“OSHA needs to do its job and issue updated crane safety standards before anyone else gets hurt,” she said in an emailed statement. “People who live near construction sites should not have to look at every tall crane in fear and workers should not have to risk their lives to do a job.”

Department of Buildings acting commissioner Robert LiMandri, federal officials and construction industry leaders testified at a congressional hearing last week on construction worker safety.

Meanwhile, the city’s first update of its construction code formally took effect yesterday. The new code, written last year and revised in March, is meant to focus the Buildings Department’s enforcement on sites that “pose the most serious safety hazards to construction workers and the public,” the Bloomberg administration said in a statement. New requirements toughened standards for fire protection, structural integrity and work-site accountability.

Related Articles

(Image by Wolfgang & Hite via Dezeen)

Hudson Yards megadevelopment inspires a new line of sex toys

Cammeby's International Group founder Rubin Schron and, from top: 194-05 67th Avenue, 189-15 73rd Avenue and 64-05 186th Lane (Credit: Google Maps)

Ruby Schron lands $500M refi for sprawling Queens apartment portfolio

Wendy Silverstein (Credit: Getty Images)

Wendy Silverstein, co-head of WeWork’s real-estate fund, is out

High water levels in Lake Michigan erode a walkway and seawall (Credit: Scott Olson/Getty Images)

Rising waters are wreaking havoc on the Great Lakes’ real estate

Fredrik Eklund (Credit: Getty Images)

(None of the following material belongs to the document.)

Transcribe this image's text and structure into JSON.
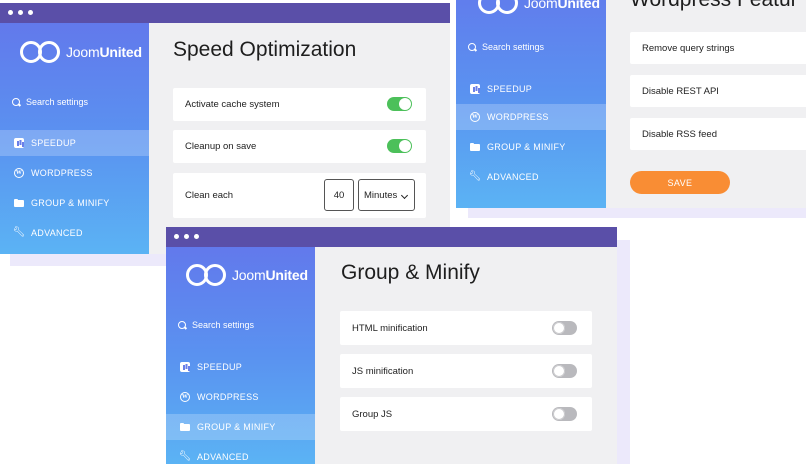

Fredrik Eklund talks LA condos, the mega-luxury market and patience

Boise, Idaho (Credit: iStock)

These small US cities have exploding luxury markets

(Credit: iStock and Google Maps)

The cheapest house in America’s richest town is listed for $2.5M

Medical staff outside of a Beijing hospital in February 2020 (Credit: Getty Images)

Coronavirus is wreaking havoc on China’s landlords